There are a variety of different iterations of the theory, but some elements are generally the same throughout. Plasma universe theories claim that the Sun and stars are electrically powered by drift currents, that some planetary surface features are caused by “super-lightning,” and that comet tails, Martian dust devils, and the formation of galaxies are all electrical processes. The theories claim that deep space is permeated with giant filaments of electrons and ions, which twist due to electromagnetic forces in space and create physical matter like galaxies. Plasma cosmologists assume that the universe is infinite in both size and age, which has limited its usefulness to creationists despite its opposition to big bang cosmology.
One of the most influential books on the subject is The Big Bang Never Happened, written by Eric J. Lerner in 1991. He argues that the big bang theory incorrectly predicts the density of light elements like deuterium, lithium-7, and helium-4, that the voids between galaxies are too vast to be explained with a post–big bang time frame, and that the surface brightness of distant galaxies has been observed as constant, whereas in an expanding universe, the brightness should decrease with distance due to redshift. He also claims that the big bang theory requires too many hypotheticals (inflation, dark matter, and dark energy) and violates the law of conservation of energy, as it has the universe emerging out of nothing.

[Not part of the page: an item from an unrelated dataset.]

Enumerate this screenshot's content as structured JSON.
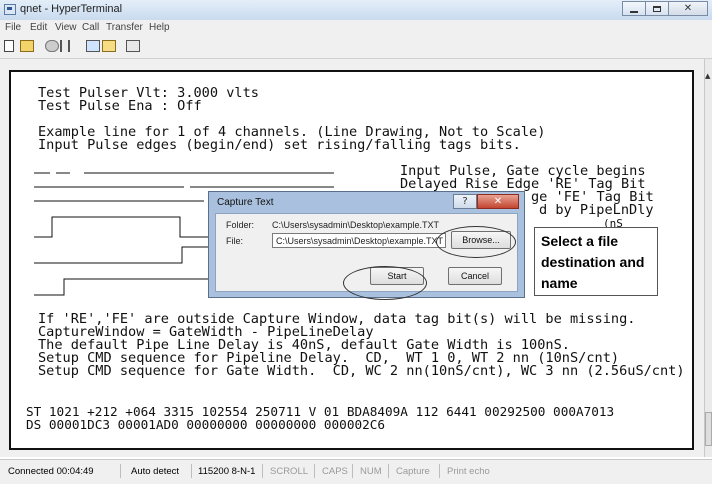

By contrast, he argues, plasma theory correctly predicts the abundance of light elements, the macroscopic structure of the universe, and the absorption of radio waves being the cause of cosmic background radiation. Many cosmologists argue that Lerner’s criticisms of big bang cosmology are based on notions that were known to be incorrect when he wrote the book, and his explanations of observations that back up big bang cosmology cause more problems than they can solve.
We’ve avoided religious or mythological creation stories for the origin of the universe so far, but we can make an exception for Hindu creation stories, which can be reconciled with scientific theories with an ease that escapes most other religious cosmologies. Carl Sagan once said, “It is the only religion in which the time scales correspond to those of modern scientific cosmology. Its cycles run from our ordinary day and night to a day and night of Brahma, 8.64 billion years long. Longer than the age of the Earth or the Sun and about half the time since the Big Bang.”

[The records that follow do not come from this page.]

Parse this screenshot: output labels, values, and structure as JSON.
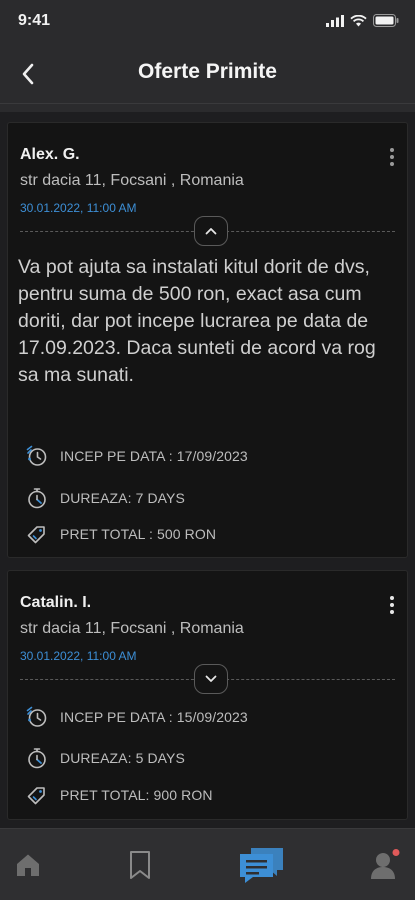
{
  "status_bar": {
    "time": "9:41",
    "icons": [
      "signal-icon",
      "wifi-icon",
      "battery-icon"
    ]
  },
  "header": {
    "title": "Oferte Primite",
    "back_icon": "chevron-left-icon"
  },
  "offers": [
    {
      "name": "Alex. G.",
      "address": "str dacia 11, Focsani , Romania",
      "date": "30.01.2022, 11:00 AM",
      "expanded": true,
      "message": "Va pot ajuta sa instalati kitul dorit de dvs, pentru suma de 500 ron, exact asa cum doriti, dar pot incepe lucrarea pe data de 17.09.2023. Daca sunteti de acord va rog sa ma sunati.",
      "start_label": "INCEP PE DATA : 17/09/2023",
      "duration_label": "DUREAZA:  7 DAYS",
      "price_label": "PRET TOTAL : 500 RON"
    },
    {
      "name": "Catalin. I.",
      "address": "str dacia 11, Focsani , Romania",
      "date": "30.01.2022, 11:00 AM",
      "expanded": false,
      "start_label": "INCEP PE DATA : 15/09/2023",
      "duration_label": "DUREAZA:  5 DAYS",
      "price_label": "PRET TOTAL: 900 RON"
    }
  ],
  "bottom_nav": {
    "items": [
      "home-icon",
      "bookmark-icon",
      "chat-icon",
      "profile-icon"
    ],
    "active": "chat-icon",
    "colors": {
      "active": "#3d8fd6",
      "inactive": "#6e6e6e",
      "badge": "#e05a5a"
    }
  },
  "colors": {
    "accent": "#3d8fd6",
    "background": "#1e1e20",
    "card": "#141414"
  }
}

The closest traditional concept to the big bang theory of the universe can be found in the Hindu concept of bindu-vipshot, which means “point-explosion” in Sanskrit. The Vedic hymns of ancient India held that the bindu-vipshot produced the sound waves of the syllable “om,” which stands for Brahman, the Ultimate Reality, or Godhead. The word “Brahman” comes from the Sanskrit root brh, meaning “grow big,” which has some link to the big bang, as they do with the scripture title Shabda Brahman, which might be linked to sphota, or “explosion.” The primal sound “om” has been interpreted as the vibration of the big bang detected by astronomers in the form of background cosmic radiation.
The Upanishads explain the big bang as the one (Brahman) wishing to become many, which he achieved through the big bang with an expression of will. Creation is occasionally depicted as lila, or “divine play,” with the implication that the universe was created as part of a game, and launching the big bang was part of that. No game is fun when the omniscient player knows exactly how it’s going to go.
Top image: Expansion of the universe. Credit: NASA/WMAP Science Team/Wikimedia Commons.
[Source: Listverse. Edited. Top image added.]